I have known people who have had experiences in their lives that they are almost embarrassed to tell because they think it sounds creepy. People have experienced what they know to be the presence of God through a stranger who was there and then was gone, through things that happened in nature. They cannot be convinced of anything other than God was speaking to them in that event. I daresay that many of us have never told other people about the experiences we have because we are so afraid that people will think we are nuts, but the truth of the matter is, it is just one more piece of evidence that the Living Christ is here and touches our lives. I don’t simply believe in Jesus because of what I have read in scripture but because Christ has spoken to me, led me, and done things in my life that there is no other explanation for.
We are Christians, not simply because we believe in God. A lot of different faith traditions believe in God. We are Christians, not simply because we believe in salvation. Other religions have things they ask people to do or to be a part of in order to have some experience that they would describe as being saved, being chosen, or being among the right people. That is not unique in world religions. But we are Christians because we believe that Jesus Christ died and was raised from the dead on the third day. He did not simply teach disciples back then. He teaches us now.

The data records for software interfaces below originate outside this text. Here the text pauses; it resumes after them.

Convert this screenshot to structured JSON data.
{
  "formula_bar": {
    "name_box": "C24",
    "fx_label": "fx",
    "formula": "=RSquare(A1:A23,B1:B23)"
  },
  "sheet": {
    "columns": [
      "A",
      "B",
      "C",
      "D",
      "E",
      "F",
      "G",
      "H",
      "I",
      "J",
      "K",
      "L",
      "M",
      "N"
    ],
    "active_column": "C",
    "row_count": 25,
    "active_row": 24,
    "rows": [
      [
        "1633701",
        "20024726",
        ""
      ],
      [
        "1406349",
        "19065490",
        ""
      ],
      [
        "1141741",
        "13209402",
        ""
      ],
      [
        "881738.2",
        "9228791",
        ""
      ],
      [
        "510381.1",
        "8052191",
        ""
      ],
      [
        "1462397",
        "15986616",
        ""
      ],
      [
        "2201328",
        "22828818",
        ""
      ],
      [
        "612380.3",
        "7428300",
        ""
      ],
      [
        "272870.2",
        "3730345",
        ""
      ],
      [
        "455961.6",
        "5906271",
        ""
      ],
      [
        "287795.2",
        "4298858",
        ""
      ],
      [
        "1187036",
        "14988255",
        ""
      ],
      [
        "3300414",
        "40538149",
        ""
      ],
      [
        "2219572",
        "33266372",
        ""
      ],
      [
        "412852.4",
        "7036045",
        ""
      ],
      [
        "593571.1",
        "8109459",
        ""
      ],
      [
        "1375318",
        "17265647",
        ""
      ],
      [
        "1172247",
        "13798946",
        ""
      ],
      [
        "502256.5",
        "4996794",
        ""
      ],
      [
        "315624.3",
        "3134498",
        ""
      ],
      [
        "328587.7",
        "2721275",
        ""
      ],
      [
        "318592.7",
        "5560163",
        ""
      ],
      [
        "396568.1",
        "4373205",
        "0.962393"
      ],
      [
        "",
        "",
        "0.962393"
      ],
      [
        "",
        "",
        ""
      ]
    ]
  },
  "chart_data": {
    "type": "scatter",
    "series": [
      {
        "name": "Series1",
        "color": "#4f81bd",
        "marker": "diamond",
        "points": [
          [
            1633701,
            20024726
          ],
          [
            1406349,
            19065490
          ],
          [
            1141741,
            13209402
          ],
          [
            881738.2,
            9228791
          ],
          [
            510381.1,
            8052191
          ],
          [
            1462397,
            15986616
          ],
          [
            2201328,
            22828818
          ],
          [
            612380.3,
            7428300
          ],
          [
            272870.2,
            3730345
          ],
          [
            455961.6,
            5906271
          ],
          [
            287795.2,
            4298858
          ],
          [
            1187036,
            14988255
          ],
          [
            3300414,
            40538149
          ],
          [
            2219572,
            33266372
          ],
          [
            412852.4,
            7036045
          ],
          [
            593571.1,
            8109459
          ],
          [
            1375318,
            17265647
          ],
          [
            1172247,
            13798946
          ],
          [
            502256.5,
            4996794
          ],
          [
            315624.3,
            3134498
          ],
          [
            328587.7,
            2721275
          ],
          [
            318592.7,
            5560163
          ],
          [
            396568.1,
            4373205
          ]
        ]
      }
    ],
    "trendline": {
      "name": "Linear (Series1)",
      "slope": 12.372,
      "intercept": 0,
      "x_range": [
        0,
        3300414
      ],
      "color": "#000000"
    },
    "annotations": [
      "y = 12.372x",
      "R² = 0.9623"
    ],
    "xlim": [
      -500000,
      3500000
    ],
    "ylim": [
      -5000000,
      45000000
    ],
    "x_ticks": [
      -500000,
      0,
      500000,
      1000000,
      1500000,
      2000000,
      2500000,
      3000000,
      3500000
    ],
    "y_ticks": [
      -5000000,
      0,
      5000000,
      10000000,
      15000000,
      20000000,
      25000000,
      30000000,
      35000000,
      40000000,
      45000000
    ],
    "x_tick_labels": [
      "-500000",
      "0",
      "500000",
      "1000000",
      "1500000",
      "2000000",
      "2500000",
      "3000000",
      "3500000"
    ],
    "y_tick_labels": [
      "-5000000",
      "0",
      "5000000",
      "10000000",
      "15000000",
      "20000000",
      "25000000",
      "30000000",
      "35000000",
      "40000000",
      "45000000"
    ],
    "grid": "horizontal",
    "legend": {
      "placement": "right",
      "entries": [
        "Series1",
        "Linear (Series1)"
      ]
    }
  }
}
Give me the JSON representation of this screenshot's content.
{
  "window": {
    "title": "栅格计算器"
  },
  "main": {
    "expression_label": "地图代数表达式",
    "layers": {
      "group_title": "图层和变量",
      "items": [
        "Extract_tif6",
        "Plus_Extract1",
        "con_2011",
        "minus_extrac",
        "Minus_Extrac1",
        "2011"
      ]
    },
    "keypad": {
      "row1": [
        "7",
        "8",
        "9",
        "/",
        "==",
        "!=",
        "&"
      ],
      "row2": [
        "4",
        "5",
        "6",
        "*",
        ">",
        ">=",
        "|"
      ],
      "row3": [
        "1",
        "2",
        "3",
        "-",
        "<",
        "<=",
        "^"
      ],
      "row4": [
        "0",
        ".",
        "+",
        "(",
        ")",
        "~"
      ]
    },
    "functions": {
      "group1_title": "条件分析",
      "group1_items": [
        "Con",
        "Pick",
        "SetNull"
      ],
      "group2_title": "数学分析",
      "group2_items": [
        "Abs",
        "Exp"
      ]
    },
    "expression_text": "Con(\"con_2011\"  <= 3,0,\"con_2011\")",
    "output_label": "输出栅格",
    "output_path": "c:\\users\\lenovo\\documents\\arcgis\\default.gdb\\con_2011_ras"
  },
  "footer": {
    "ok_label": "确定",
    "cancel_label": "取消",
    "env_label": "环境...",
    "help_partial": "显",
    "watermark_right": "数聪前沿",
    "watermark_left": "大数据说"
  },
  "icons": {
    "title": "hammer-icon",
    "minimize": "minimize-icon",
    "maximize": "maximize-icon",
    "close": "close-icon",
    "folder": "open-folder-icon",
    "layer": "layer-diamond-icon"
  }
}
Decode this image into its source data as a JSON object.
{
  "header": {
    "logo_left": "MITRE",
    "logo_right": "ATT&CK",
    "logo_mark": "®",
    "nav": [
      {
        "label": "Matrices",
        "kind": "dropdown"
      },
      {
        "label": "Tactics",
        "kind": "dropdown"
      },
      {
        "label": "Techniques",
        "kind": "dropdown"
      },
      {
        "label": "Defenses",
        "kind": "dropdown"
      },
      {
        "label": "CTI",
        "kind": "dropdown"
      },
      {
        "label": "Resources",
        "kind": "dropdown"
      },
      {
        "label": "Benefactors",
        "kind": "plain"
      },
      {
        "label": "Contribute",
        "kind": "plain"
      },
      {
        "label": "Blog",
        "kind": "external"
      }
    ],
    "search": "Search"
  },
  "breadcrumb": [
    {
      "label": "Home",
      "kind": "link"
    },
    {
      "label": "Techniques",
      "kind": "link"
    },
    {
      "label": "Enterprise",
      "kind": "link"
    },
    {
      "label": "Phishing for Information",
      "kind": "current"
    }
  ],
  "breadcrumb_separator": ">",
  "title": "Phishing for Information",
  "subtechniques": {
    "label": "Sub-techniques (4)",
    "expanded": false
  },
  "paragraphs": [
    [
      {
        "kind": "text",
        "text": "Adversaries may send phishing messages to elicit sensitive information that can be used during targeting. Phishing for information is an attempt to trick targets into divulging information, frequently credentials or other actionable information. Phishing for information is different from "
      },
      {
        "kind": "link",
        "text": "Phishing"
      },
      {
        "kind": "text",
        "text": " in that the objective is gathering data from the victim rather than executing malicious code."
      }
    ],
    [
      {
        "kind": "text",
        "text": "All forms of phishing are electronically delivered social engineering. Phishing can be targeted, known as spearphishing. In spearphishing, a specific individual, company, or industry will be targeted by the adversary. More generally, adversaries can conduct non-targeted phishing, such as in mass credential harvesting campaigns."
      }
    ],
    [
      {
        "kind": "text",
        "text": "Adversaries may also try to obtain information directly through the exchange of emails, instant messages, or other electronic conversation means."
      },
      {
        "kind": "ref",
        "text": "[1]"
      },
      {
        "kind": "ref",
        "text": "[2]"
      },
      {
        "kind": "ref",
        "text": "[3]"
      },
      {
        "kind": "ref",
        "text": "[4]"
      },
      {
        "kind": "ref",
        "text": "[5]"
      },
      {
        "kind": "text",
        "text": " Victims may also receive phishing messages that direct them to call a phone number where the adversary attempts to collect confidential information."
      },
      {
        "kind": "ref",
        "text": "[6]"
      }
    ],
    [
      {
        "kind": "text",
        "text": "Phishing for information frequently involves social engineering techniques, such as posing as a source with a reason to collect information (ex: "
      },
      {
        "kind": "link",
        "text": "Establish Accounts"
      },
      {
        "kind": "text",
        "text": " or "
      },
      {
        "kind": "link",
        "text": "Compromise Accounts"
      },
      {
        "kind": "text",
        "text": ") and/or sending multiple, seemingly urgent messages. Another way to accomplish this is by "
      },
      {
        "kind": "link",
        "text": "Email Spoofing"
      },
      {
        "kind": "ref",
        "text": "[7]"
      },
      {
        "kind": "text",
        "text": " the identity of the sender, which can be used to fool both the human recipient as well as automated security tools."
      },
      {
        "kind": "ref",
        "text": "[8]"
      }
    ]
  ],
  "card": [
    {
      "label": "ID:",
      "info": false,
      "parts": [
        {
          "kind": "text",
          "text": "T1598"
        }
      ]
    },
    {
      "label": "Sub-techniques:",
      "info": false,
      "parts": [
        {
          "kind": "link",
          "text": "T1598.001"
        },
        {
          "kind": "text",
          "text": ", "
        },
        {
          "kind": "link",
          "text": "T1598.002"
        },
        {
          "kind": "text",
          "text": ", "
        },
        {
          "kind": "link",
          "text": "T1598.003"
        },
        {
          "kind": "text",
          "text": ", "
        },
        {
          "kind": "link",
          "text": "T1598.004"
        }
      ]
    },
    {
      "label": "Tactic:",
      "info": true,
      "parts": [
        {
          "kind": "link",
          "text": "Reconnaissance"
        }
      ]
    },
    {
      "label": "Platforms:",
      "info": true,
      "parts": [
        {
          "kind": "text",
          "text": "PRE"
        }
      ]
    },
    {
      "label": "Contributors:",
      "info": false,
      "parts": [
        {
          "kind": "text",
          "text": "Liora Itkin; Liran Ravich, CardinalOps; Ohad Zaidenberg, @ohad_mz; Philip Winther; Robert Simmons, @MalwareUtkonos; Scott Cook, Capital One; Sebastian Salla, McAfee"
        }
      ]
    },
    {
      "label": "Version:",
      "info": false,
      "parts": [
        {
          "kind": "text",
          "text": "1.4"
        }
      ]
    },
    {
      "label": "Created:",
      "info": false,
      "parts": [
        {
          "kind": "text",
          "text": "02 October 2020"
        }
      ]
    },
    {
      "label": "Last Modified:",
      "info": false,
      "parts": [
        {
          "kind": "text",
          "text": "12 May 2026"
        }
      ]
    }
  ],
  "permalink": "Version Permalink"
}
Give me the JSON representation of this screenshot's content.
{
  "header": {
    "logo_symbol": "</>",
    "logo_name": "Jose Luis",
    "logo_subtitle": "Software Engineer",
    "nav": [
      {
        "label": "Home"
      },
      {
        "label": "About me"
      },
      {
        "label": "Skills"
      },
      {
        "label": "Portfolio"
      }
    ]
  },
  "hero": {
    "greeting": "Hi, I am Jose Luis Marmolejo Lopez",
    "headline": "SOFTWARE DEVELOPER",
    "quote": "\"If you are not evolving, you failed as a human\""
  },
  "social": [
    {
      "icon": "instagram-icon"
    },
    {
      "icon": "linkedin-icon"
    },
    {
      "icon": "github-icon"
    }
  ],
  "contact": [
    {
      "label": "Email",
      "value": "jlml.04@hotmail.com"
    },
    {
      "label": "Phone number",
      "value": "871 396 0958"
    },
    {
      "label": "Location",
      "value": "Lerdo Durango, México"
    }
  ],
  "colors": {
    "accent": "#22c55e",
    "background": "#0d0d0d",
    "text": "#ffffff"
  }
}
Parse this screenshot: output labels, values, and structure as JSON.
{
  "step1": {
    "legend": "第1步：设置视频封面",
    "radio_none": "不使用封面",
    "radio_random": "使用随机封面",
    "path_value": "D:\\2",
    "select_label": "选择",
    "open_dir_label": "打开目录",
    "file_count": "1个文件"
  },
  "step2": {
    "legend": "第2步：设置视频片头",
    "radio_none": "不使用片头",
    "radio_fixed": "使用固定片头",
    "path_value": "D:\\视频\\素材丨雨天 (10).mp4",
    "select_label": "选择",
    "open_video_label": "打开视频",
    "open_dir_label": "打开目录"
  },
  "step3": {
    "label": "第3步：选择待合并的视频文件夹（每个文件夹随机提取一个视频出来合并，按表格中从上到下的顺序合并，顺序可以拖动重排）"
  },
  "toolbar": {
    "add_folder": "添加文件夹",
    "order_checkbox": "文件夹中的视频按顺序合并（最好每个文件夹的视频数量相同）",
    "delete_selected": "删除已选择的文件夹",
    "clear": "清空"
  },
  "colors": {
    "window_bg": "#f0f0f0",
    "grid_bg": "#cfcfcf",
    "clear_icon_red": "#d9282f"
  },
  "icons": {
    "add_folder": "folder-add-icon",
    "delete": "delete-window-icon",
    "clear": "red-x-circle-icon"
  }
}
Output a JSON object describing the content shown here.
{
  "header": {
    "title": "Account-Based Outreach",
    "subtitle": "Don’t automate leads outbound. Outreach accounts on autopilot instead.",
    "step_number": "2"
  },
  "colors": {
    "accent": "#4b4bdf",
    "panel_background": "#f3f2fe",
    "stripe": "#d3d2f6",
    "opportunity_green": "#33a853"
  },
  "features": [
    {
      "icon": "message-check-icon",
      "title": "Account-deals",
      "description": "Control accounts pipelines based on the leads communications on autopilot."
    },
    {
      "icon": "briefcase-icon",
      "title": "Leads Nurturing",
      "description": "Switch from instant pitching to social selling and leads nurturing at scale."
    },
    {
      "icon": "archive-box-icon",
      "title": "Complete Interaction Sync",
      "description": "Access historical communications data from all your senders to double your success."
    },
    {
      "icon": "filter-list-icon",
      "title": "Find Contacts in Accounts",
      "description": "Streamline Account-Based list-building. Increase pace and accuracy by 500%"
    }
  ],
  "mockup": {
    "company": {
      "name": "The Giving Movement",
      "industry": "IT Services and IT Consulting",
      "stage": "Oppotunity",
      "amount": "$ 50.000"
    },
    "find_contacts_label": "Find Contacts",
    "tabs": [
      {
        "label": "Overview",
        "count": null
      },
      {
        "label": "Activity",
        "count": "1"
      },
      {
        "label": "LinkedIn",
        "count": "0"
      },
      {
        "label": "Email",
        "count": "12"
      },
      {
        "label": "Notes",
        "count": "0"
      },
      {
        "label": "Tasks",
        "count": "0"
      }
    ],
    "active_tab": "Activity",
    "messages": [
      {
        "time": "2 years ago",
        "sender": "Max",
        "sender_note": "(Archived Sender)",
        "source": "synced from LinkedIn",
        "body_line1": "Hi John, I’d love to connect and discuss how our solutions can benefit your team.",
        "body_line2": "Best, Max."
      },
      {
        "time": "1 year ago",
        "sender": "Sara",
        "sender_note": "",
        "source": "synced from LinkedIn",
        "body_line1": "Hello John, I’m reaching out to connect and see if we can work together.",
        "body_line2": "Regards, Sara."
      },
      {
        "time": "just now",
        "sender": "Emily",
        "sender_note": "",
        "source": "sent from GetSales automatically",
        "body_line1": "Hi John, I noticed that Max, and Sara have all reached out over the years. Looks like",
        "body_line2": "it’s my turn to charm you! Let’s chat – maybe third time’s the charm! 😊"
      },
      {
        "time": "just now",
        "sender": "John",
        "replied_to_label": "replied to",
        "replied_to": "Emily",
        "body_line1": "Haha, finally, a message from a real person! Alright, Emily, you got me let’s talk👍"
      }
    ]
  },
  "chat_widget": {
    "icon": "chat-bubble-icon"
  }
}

When I open the Bible and read, it is as if the voice of Christ is speaking to me now. I find it very difficult to speak about Christ in the past tense. Jesus is now. We believe these things, not simply because we think we are worshiping the right way, that we have the most facts in our favor, or that science has given us reason to understand quantum physics and why we believe in the resurrection of the dead now and understand where they could not have understood it years ago. We believe because we have encountered Jesus, and he is real. He is real and he is here.
In all the stories of scripture about the resurrection, there is another not yet mentioned. It is the Road to Emmaus in the Gospel of Luke. The friends are walking along and they encounter Jesus whom they don’t recognize. As they walk along, they are talking about what happened in Jerusalem. Jesus says, “Tell me about it.”
The friends say, “Are you a stranger? Are you the only one who doesn’t know what happened?” They tell him about the events, and he opens the scripture to them. The literal thing that Luke says is, “He unstops their ears.” He explains why Christ came, died, and was raised from the dead.
When they come to the house, they say, “Won’t you come in and stay with us?” As they sit down, the table is spread before them. He takes the bread, picks it up, blesses it, and breaks it. In the breaking of the bread, they knew who he was.
As we state our conviction about Jesus and state our conviction that Christ is not among the dead but is among the living, we come to the table where the bread, the symbol of his body broken for us, is before us. The cup, the symbol of his life, poured out for us on the cross, is before us. Christians, for all time, have said there is something in this observance that allows us to sense the presence of Christ deeper than anywhere else. Instead of talking about it, what more fitting way is there than to take to our hands and to our mouths, the symbol that God is with us through Christ, that he has loved us enough to give his only son for us that we might have life?
Joel Snider is a coach for the Center for Healthy Churches.